• [Exercise inputs]
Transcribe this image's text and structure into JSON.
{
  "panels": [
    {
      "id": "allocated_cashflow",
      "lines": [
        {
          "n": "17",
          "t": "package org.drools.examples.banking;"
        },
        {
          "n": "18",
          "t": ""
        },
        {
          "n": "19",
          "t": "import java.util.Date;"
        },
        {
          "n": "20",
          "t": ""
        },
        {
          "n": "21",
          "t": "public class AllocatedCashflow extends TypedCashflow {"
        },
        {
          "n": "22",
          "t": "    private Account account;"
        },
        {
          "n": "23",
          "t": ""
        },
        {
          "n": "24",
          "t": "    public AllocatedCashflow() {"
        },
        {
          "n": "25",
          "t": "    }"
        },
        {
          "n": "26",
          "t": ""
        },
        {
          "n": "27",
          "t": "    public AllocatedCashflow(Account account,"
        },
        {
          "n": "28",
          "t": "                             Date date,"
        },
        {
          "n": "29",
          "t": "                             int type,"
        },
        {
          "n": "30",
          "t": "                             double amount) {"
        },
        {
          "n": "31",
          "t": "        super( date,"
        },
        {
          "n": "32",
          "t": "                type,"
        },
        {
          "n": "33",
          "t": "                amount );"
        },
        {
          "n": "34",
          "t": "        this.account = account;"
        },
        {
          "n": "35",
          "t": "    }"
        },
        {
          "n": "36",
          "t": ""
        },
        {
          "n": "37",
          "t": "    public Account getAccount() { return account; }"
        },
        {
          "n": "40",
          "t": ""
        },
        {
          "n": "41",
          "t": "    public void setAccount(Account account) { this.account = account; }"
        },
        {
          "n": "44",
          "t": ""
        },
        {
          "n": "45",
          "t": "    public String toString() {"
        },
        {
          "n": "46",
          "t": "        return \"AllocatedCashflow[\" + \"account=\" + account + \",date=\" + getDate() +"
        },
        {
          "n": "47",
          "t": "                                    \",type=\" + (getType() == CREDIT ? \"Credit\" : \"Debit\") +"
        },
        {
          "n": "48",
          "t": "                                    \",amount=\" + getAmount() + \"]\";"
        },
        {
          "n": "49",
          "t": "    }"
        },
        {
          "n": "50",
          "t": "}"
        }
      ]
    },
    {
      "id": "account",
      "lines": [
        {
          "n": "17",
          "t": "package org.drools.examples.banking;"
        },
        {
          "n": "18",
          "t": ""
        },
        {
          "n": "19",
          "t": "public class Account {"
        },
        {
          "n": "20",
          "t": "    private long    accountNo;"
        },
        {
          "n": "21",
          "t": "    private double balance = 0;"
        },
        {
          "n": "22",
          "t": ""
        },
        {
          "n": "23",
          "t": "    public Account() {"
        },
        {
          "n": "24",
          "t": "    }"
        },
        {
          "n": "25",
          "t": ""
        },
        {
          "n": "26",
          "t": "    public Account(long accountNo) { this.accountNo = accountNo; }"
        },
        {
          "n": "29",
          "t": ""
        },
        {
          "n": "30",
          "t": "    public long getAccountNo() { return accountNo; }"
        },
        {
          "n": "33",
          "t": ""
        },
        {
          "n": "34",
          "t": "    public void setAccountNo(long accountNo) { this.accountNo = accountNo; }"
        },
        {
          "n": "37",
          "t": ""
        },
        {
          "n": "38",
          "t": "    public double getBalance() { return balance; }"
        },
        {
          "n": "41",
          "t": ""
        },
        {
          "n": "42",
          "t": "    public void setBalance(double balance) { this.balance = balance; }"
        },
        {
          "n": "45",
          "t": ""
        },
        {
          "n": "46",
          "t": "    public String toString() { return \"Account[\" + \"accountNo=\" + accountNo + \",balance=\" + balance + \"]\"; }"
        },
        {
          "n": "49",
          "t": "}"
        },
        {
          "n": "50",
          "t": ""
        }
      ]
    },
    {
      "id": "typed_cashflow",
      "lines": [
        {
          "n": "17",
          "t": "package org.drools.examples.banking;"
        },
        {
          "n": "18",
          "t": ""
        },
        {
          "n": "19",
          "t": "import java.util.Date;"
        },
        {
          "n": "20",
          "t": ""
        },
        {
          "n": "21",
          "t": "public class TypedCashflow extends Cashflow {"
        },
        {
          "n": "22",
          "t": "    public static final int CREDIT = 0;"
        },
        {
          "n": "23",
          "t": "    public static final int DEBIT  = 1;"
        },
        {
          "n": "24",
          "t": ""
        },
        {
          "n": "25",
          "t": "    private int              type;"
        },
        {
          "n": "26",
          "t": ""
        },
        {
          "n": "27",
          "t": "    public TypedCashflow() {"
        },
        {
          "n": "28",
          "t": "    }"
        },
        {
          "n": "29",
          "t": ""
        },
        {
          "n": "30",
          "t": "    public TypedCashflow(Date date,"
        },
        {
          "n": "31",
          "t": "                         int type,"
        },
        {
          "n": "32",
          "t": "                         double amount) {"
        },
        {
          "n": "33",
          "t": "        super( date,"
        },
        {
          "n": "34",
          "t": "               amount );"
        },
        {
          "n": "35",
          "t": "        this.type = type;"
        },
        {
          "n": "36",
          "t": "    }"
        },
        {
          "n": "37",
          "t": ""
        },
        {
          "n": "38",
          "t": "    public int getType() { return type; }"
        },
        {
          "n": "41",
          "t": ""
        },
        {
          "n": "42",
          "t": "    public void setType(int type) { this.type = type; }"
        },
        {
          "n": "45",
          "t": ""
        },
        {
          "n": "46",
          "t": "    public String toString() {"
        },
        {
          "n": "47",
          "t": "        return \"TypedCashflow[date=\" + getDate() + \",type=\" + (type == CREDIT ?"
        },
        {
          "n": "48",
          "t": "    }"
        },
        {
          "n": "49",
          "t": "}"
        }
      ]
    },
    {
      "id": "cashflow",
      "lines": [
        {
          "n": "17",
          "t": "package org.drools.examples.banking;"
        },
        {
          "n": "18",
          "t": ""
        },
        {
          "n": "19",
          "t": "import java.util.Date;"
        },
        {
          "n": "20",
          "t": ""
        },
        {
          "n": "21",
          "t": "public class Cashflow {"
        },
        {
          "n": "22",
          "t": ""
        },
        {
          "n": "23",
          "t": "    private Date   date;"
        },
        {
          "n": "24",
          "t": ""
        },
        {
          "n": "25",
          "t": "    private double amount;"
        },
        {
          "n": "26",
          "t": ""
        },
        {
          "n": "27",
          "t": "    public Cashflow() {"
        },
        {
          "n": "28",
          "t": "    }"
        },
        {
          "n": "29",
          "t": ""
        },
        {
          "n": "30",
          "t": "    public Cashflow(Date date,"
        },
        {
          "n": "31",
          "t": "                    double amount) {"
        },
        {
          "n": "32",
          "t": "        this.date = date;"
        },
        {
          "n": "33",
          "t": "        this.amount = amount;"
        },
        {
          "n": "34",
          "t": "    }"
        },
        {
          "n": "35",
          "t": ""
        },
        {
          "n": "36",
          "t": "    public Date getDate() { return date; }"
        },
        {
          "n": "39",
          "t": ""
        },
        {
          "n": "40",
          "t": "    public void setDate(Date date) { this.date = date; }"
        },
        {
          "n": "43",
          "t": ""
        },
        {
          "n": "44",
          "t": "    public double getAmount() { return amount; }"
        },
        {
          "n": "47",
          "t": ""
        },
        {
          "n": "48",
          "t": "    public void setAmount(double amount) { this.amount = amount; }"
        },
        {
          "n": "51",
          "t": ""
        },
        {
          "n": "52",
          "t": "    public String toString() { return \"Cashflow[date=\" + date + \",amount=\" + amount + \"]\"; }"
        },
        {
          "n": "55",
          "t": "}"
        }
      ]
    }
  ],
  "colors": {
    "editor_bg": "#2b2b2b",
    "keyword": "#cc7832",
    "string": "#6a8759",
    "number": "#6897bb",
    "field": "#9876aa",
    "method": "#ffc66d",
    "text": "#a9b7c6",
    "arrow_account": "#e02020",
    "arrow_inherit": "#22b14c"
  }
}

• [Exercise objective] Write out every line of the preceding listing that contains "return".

• [Answer space]
          "t": "    public Account getAccount() { return account; }"
          "t": "        return \"AllocatedCashflow[\" + \"account=\" + account + \",date=\" + getDate() +"
          "t": "    public long getAccountNo() { return accountNo; }"
          "t": "    public double getBalance() { return balance; }"
          "t": "    public String toString() { return \"Account[\" + \"accountNo=\" + accountNo + \",balance=\" + balance + \"]\"; }"
          "t": "    public int getType() { return type; }"
          "t": "        return \"TypedCashflow[date=\" + getDate() + \",type=\" + (type == CREDIT ?"
          "t": "    public Date getDate() { return date; }"
          "t": "    public double getAmount() { return amount; }"
          "t": "    public String toString() { return \"Cashflow[date=\" + date + \",amount=\" + amount + \"]\"; }"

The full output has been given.